February 07, 2020

Print Friendly, PDF & Email

Tropical Understory Herbaceous Community Responds More Strongly to Hurricane Disturbance than to Experimental Warming

Herbaceous response to experimental warming.

The Science

Herbaceous plants that were warmed 4°C in the understory of a tropical forest in Puerto Rico for a year to mimic future climate change showed little change in leaf cover or species composition. However, this herbaceous understory increased dramatically in leaf area after the forest overstory was disturbed by two hurricanes.

The Impact

These results show that warming may not be the most consequential short-term effect of climate change for tropical forest understories. Rather, the increase in climate extremes, such as hurricanes, are more likely to cause abrupt changes in tropical forest understories.

Summary

BER supported researchers studied the effects of experimental warming on the abundance and composition of a tropical forest floor herbaceous plant community in the Luquillo Experimental Forest, Puerto Rico. This study was conducted within Tropical Responses to Altered Climate Experiment (TRACE) plots, and used infrared heaters under free-air, open-field conditions, to warm understory vegetation and soils +4 °C above nearby control plots.  Results showed that one year of experimental warming did not affect the cover of individual herbaceous species, fern population dynamics, species richness, or species diversity.  After one year of the warming experiment, Hurricanes Irma and María damaged the heating infrastructure and opened up the forest overstory.  One year after this hurricane disturbance, when plots were not experimentally warmed, herbaceous plant cover increased from 20% to 70%, bare ground decreased from 70% to 6%, and species composition changed. The negligible effects of warming may have been due to the short duration of the warming treatment or an understory that is somewhat resistant to higher temperatures.

Principal Investigator

Deborah Kennard
Colorado Mesa University
dkennard@coloradomesa.edu

Program Manager

Daniel Stover
U.S. Department of Energy, Biological and Environmental Research (SC-33)
Environmental System Science
daniel.stover@science.doe.gov

Funding

This work was supported by the U.S. Department of Energy Office of Science (DE-SC0012000 and DE-SC-0011806), NSF Award 1754713, the Luquillo Long-Term Ecological Research Program, and by the U.S. Geological Survey Ecosystems Mission Area.
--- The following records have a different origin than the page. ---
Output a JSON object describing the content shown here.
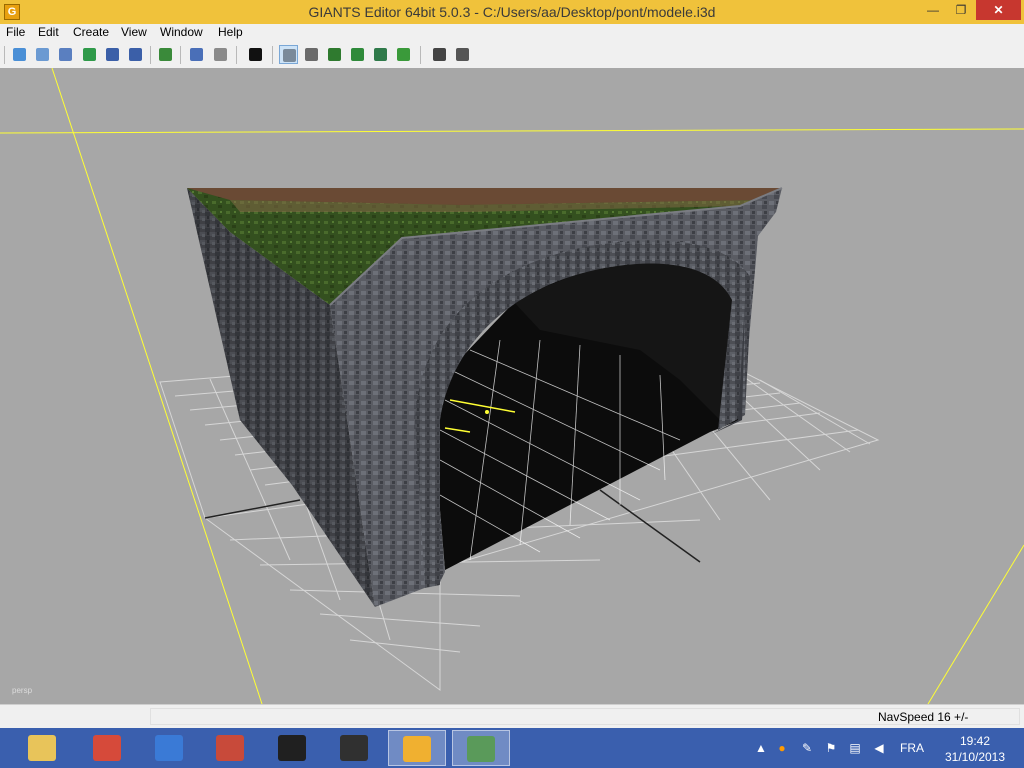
{
  "window": {
    "icon_letter": "G",
    "title": "GIANTS Editor 64bit 5.0.3 - C:/Users/aa/Desktop/pont/modele.i3d",
    "min_glyph": "—",
    "max_glyph": "❐",
    "close_glyph": "✕"
  },
  "menu": [
    "File",
    "Edit",
    "Create",
    "View",
    "Window",
    "Help"
  ],
  "toolbar": {
    "buttons": [
      {
        "name": "new-scene-icon",
        "color": "#4a8fd6"
      },
      {
        "name": "open-folder-icon",
        "color": "#6b9ad2"
      },
      {
        "name": "document-icon",
        "color": "#5a7fc0"
      },
      {
        "name": "refresh-icon",
        "color": "#2f9a4a"
      },
      {
        "name": "save-icon",
        "color": "#3b5fa8"
      },
      {
        "name": "save-as-icon",
        "color": "#3b5fa8"
      },
      {
        "name": "import-icon",
        "color": "#3a8a3a"
      },
      {
        "name": "undo-icon",
        "color": "#4a6fb8"
      },
      {
        "name": "redo-icon",
        "color": "#8a8a8a"
      },
      {
        "name": "play-icon",
        "color": "#111111"
      },
      {
        "name": "home-icon",
        "color": "#7a8a9a"
      },
      {
        "name": "magnet-icon",
        "color": "#6a6a6a"
      },
      {
        "name": "terrain-icon",
        "color": "#2f7a2f"
      },
      {
        "name": "terrain-paint-icon",
        "color": "#2f8a3a"
      },
      {
        "name": "foliage-icon",
        "color": "#2f7a4a"
      },
      {
        "name": "grass-icon",
        "color": "#3a9a3a"
      },
      {
        "name": "particle-icon",
        "color": "#444444"
      },
      {
        "name": "settings-gear-icon",
        "color": "#555555"
      }
    ]
  },
  "viewport": {
    "camera_label": "persp",
    "grid_color": "#d6d6d6",
    "axis_color": "#ffff33"
  },
  "status": {
    "navspeed": "NavSpeed 16 +/-"
  },
  "taskbar": {
    "apps": [
      {
        "name": "file-explorer-icon",
        "color": "#e8c45a"
      },
      {
        "name": "chrome-icon",
        "color": "#d64a3a"
      },
      {
        "name": "app-blue-icon",
        "color": "#3a7ad6"
      },
      {
        "name": "paint-brush-icon",
        "color": "#c84a3a"
      },
      {
        "name": "monitor-99-icon",
        "color": "#202020"
      },
      {
        "name": "shield-leaf-icon",
        "color": "#303030"
      },
      {
        "name": "giants-editor-icon",
        "color": "#f0b030"
      },
      {
        "name": "text-editor-icon",
        "color": "#5a9a5a"
      }
    ],
    "tray": [
      "▲",
      "●",
      "✎",
      "⚑",
      "▤",
      "◀"
    ],
    "lang": "FRA",
    "time": "19:42",
    "date": "31/10/2013"
  }
}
D.K. travel was supported by a CMU grant. The USDA Forest Service International Institute of Tropical Forestry (IITF) and University of Puerto Rico-Río Piedras provided additional support.

References

Kennard, D. K., D. Matlaga, J. Sharpe, C. C. King, A. M. Alonso-Rodríguez, S. C. Reed, M. A. Cavaleri, and T. E. Wood. "Tropical Understory Herbaceous Community Responds More Strongly to Hurricane Disturbance than to Experimental Warming". Ecology and Evolution 10 (16), 8906–915  (2020). https://doi.org/10.1002/ece3.6589.